## Prompt
Produce a copy of every line in the records that holds the string "data".

- Opening Delimiter -

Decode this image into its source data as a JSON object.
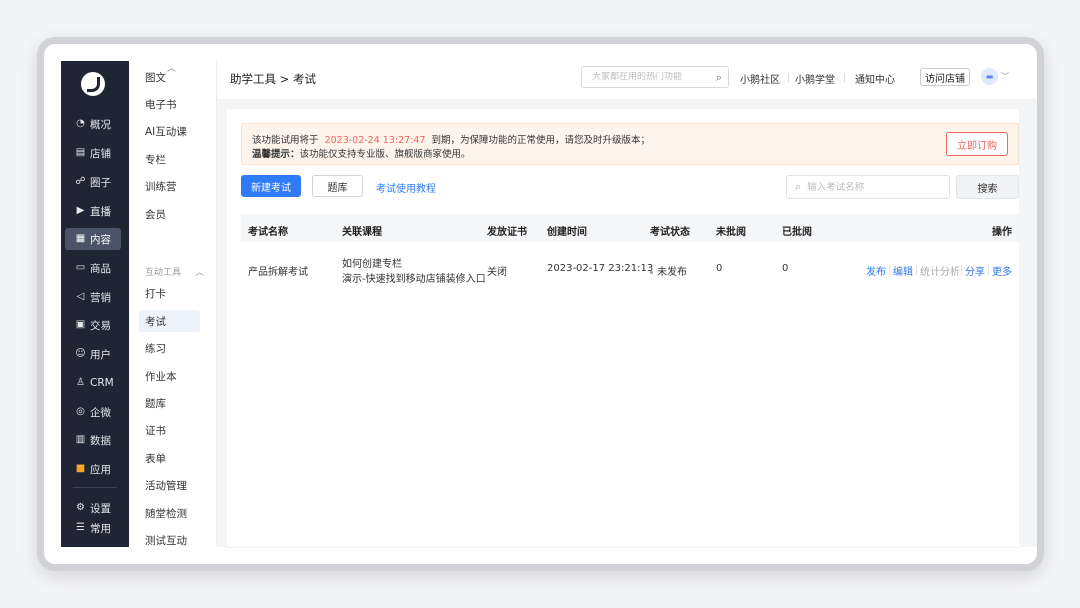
{
  "sidebar": {
    "items": [
      {
        "label": "概况",
        "icon": "pie-chart-icon",
        "glyph": "◔"
      },
      {
        "label": "店铺",
        "icon": "store-icon",
        "glyph": "▤"
      },
      {
        "label": "圈子",
        "icon": "community-icon",
        "glyph": "☍"
      },
      {
        "label": "直播",
        "icon": "live-icon",
        "glyph": "▶"
      },
      {
        "label": "内容",
        "icon": "content-icon",
        "glyph": "▦"
      },
      {
        "label": "商品",
        "icon": "goods-icon",
        "glyph": "▭"
      },
      {
        "label": "营销",
        "icon": "marketing-icon",
        "glyph": "◁"
      },
      {
        "label": "交易",
        "icon": "trade-icon",
        "glyph": "▣"
      },
      {
        "label": "用户",
        "icon": "user-icon",
        "glyph": "☺"
      },
      {
        "label": "CRM",
        "icon": "crm-icon",
        "glyph": "♙"
      },
      {
        "label": "企微",
        "icon": "wecom-icon",
        "glyph": "◎"
      },
      {
        "label": "数据",
        "icon": "data-icon",
        "glyph": "▥"
      },
      {
        "label": "应用",
        "icon": "apps-icon",
        "glyph": "■"
      },
      {
        "label": "设置",
        "icon": "settings-icon",
        "glyph": "⚙"
      },
      {
        "label": "常用",
        "icon": "frequent-icon",
        "glyph": "☰"
      }
    ],
    "active_label": "内容"
  },
  "submenu": {
    "items_top": [
      "图文",
      "电子书",
      "AI互动课",
      "专栏",
      "训练营",
      "会员"
    ],
    "group_title": "互动工具",
    "items_bottom": [
      "打卡",
      "考试",
      "练习",
      "作业本",
      "题库",
      "证书",
      "表单",
      "活动管理",
      "随堂检测",
      "测试互动"
    ],
    "active_label": "考试"
  },
  "header": {
    "breadcrumb": "助学工具 > 考试",
    "search_placeholder": "大家都在用的热门功能",
    "links": [
      "小鹅社区",
      "小鹅学堂",
      "通知中心"
    ],
    "visit_store": "访问店铺"
  },
  "notice": {
    "prefix": "该功能试用将于",
    "date": "2023-02-24 13:27:47",
    "suffix": "到期，为保障功能的正常使用，请您及时升级版本；",
    "tip_label": "温馨提示：",
    "tip_text": "该功能仅支持专业版、旗舰版商家使用。",
    "subscribe": "立即订购"
  },
  "toolbar": {
    "new_exam": "新建考试",
    "question_bank": "题库",
    "tutorial": "考试使用教程",
    "search_placeholder": "输入考试名称",
    "search_button": "搜索"
  },
  "table": {
    "headers": {
      "name": "考试名称",
      "course": "关联课程",
      "certificate": "发放证书",
      "created": "创建时间",
      "status": "考试状态",
      "unmarked": "未批阅",
      "marked": "已批阅",
      "actions": "操作"
    },
    "rows": [
      {
        "name": "产品拆解考试",
        "course_line1": "如何创建专栏",
        "course_line2": "演示-快速找到移动店铺装修入口",
        "certificate": "关闭",
        "created": "2023-02-17 23:21:13",
        "status": "未发布",
        "unmarked": "0",
        "marked": "0",
        "actions": [
          "发布",
          "编辑",
          "统计分析",
          "分享",
          "更多"
        ]
      }
    ]
  },
  "colors": {
    "sidebar_bg": "#1f2532",
    "primary": "#2f7bf5",
    "warning": "#f0655c",
    "notice_bg": "#fff4ec"
  }
}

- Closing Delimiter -

## Task output
Decode this image into its source data as a JSON object.
        "icon": "data-icon",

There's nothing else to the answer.